● WHAT IS REQUIRED: Produce a word-for-word copy of the data that follows, excluding images.

GIVEN RECORDS Start Marker

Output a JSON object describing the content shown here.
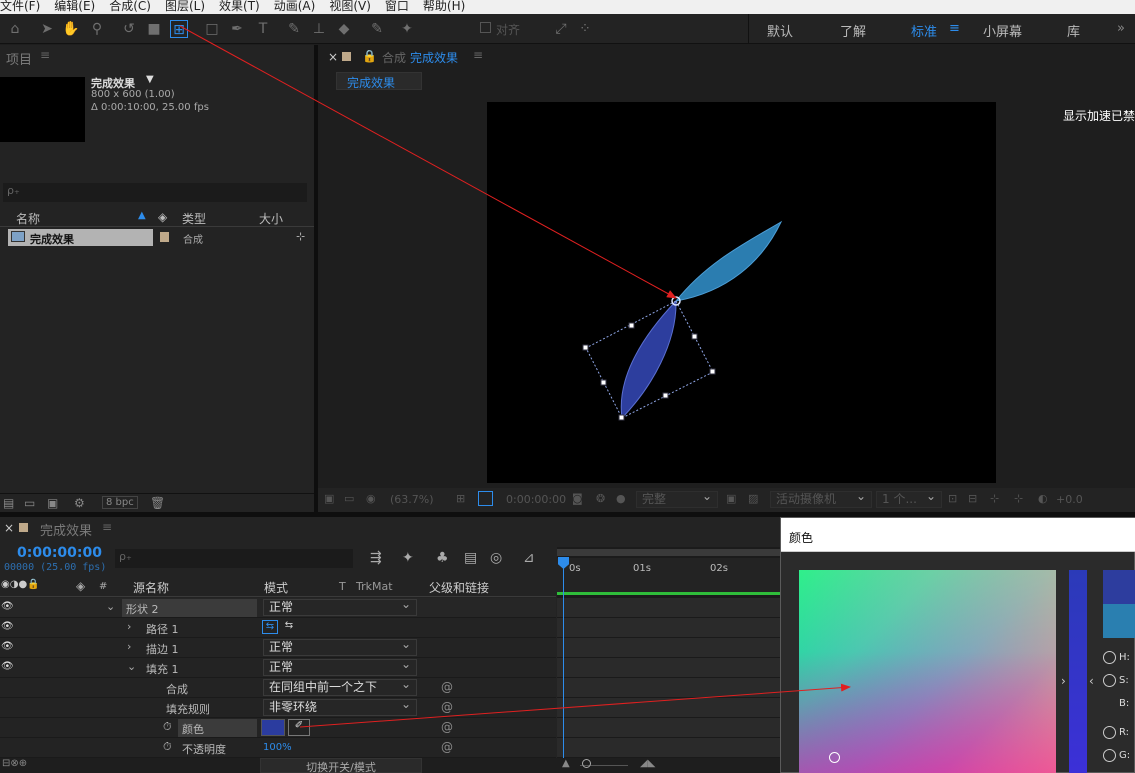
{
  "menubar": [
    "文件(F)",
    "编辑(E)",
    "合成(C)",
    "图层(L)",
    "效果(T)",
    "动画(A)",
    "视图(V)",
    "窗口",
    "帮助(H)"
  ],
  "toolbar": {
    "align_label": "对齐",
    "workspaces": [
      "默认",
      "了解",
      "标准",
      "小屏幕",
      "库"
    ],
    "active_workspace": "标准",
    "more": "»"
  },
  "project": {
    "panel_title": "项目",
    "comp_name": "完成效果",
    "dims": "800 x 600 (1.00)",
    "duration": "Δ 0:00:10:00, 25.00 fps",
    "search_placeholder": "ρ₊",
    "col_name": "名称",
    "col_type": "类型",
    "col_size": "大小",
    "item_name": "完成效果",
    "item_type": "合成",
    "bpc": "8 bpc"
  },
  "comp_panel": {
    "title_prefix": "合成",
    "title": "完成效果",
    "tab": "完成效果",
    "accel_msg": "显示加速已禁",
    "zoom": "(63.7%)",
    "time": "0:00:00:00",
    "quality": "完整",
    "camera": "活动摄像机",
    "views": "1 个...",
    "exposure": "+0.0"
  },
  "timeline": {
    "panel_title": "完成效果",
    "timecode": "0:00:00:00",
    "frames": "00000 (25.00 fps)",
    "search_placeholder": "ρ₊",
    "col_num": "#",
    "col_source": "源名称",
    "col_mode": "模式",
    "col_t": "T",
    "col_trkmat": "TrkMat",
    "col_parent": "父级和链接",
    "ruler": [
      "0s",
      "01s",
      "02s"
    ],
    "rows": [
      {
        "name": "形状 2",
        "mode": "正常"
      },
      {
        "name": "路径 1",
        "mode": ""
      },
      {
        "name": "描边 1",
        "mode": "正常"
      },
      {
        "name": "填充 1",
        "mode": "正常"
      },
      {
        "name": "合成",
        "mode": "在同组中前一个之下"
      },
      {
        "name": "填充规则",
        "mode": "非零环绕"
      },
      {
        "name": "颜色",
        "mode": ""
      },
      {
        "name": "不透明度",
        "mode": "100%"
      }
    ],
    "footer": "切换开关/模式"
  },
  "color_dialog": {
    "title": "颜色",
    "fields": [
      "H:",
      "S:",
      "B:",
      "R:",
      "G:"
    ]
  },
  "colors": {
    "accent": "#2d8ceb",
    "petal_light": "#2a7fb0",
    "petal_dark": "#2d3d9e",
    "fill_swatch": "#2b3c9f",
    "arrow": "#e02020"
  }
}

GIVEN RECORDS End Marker

● ANSWER BELOW:
Output a JSON object describing the content shown here.
{
  "menubar": [
    "文件(F)",
    "编辑(E)",
    "合成(C)",
    "图层(L)",
    "效果(T)",
    "动画(A)",
    "视图(V)",
    "窗口",
    "帮助(H)"
  ],
  "toolbar": {
    "align_label": "对齐",
    "workspaces": [
      "默认",
      "了解",
      "标准",
      "小屏幕",
      "库"
    ],
    "active_workspace": "标准",
    "more": "»"
  },
  "project": {
    "panel_title": "项目",
    "comp_name": "完成效果",
    "dims": "800 x 600 (1.00)",
    "duration": "Δ 0:00:10:00, 25.00 fps",
    "search_placeholder": "ρ₊",
    "col_name": "名称",
    "col_type": "类型",
    "col_size": "大小",
    "item_name": "完成效果",
    "item_type": "合成",
    "bpc": "8 bpc"
  },
  "comp_panel": {
    "title_prefix": "合成",
    "title": "完成效果",
    "tab": "完成效果",
    "accel_msg": "显示加速已禁",
    "zoom": "(63.7%)",
    "time": "0:00:00:00",
    "quality": "完整",
    "camera": "活动摄像机",
    "views": "1 个...",
    "exposure": "+0.0"
  },
  "timeline": {
    "panel_title": "完成效果",
    "timecode": "0:00:00:00",
    "frames": "00000 (25.00 fps)",
    "search_placeholder": "ρ₊",
    "col_num": "#",
    "col_source": "源名称",
    "col_mode": "模式",
    "col_t": "T",
    "col_trkmat": "TrkMat",
    "col_parent": "父级和链接",
    "ruler": [
      "0s",
      "01s",
      "02s"
    ],
    "rows": [
      {
        "name": "形状 2",
        "mode": "正常"
      },
      {
        "name": "路径 1",
        "mode": ""
      },
      {
        "name": "描边 1",
        "mode": "正常"
      },
      {
        "name": "填充 1",
        "mode": "正常"
      },
      {
        "name": "合成",
        "mode": "在同组中前一个之下"
      },
      {
        "name": "填充规则",
        "mode": "非零环绕"
      },
      {
        "name": "颜色",
        "mode": ""
      },
      {
        "name": "不透明度",
        "mode": "100%"
      }
    ],
    "footer": "切换开关/模式"
  },
  "color_dialog": {
    "title": "颜色",
    "fields": [
      "H:",
      "S:",
      "B:",
      "R:",
      "G:"
    ]
  },
  "colors": {
    "accent": "#2d8ceb",
    "petal_light": "#2a7fb0",
    "petal_dark": "#2d3d9e",
    "fill_swatch": "#2b3c9f",
    "arrow": "#e02020"
  }
}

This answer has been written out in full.